I love cold ham in salads of any type.
Well, I just love cold ham.
Feel free to substitute smoked turkey
Beans with basil is classic combination.
Add in tomatoes and we have a great summer salad.
It’s finished with a naturally lower fat / lower calorie dressing of half mayonnaise and half Greek Yogurt. I’ve learned that mixing yogurt and mayo keeps the flavor of the mayo without all the calories. I don’t use low or nonfat products, but I’m happy to reduce fat and calories naturally.
Ham, Green Bean and Cherry Tomato Pasta Salad
Total time: 25 minutes
- 1 1/4 cups (4.2oz, 125gr) pasta, bite-size – fusilli, rigatoni, penne
- 1 tbs olive oil, for salads
- 10oz (300gr) deli-style (baked) ham, cubed
- 6oz (180gr) green beans, cut into 1″ (2.5cm) lengths
- 3/4 cup (3oz, 90gr) cherry tomatoes, cut in half
- 1/4 cup (2oz, 60gr) mayonnaise
- 1/4 cup (2oz, 60gr) plain or Greek yogurt
- 1 tbs Dijon-style mustard
- 1 tbs lemon juice
- 2 tbs fresh chives, snipped
- 2 tbs fresh basil, snipped
- Cook pasta according to package directions, drain, rinse in cold water and toss with olive oil.
- Fill a medium saucepan 2/3 full of water and bring to a boil over high heat.
- Add beans and blanch for 3 minutes.
- While the beans cook fill a large bowl or pan 3/4 full of cold water.

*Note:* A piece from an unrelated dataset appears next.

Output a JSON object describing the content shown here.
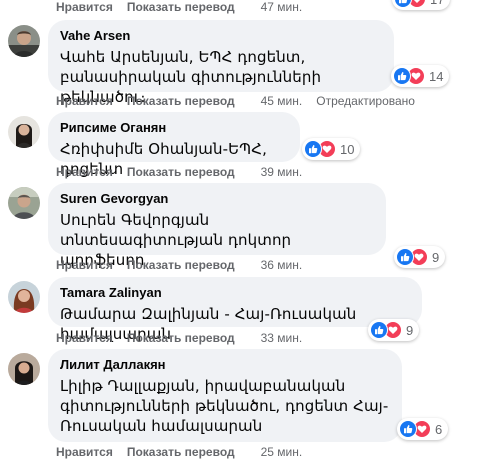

- When the beans are done, drain and dump into the cold water. Swirl around until cool then drain and set aside.
- In a small bowl whisk mayonnaise, yogurt, mustard and lemon juice.
- Put pasta, ham, beans, herbs and tomatoes in large salad bowl.
- Add mayonnaise dressing and toss lightly to combine. Serve.
I’ve been doing some experimenting this year.
I hadn’t planned on it, but it happened.
Well I planned on part of it.
When I planted our first vegetable garden in Andorra my gardening techniques were frequently corrected by the local farmers. One of the things I was taught was to pinch out all of the new shoots on tomato plants.
I carefully did that every year. Of course, some always escaped my notice, but I tried.
This year, when I was researching diseases and planting times I came across a gardener that said not to do that. Basically, the idea was to let them grow and produce as much as they can.
I wasn’t sure I agreed with that sentiment but I liked the idea of more tomatoes. (One can never have too many tomatoes…. really)
So, for all the ‘indeterminate’ tomatoes (all except the Romas) I pruned a little, but less vigorously then usual.
As to the Romas…..
I tried something totally different,
We live in a big tomato-growing area. During our weekly walks I noticed that the Romas were just left to grow and produce however they wanted to. No staking, no tying, no pruning…. no keeping the tomatoes and leaves off the ground…. Just rampant growth and lots of tomatoes.
So that’s what I did.
These are two of my three Romas
They are absolutely loaded with tomatoes and I’ve already picked about 10 lbs (5 kilos).
Below is my experiment.
Romas are always sold in packs of 6.
I planted the three in my potager, put in the stakes and decided to sort of keep them under control – but no pruning.
I had three plants left.
I couldn’t bring myself to toss them on the compost. They just sat around in their little pots for about three weeks ‘in case I needed them’. I watered them, but that was it.
They started to look pretty pathetic so I decided to toss them. Then I thought I’d just stick them in the ground by the fence and see what happened.
Look at the difference between the two lots – all the same age.
Guess that’s what being root-bound can do…..
And I might get enough tomatoes for a cup of soup!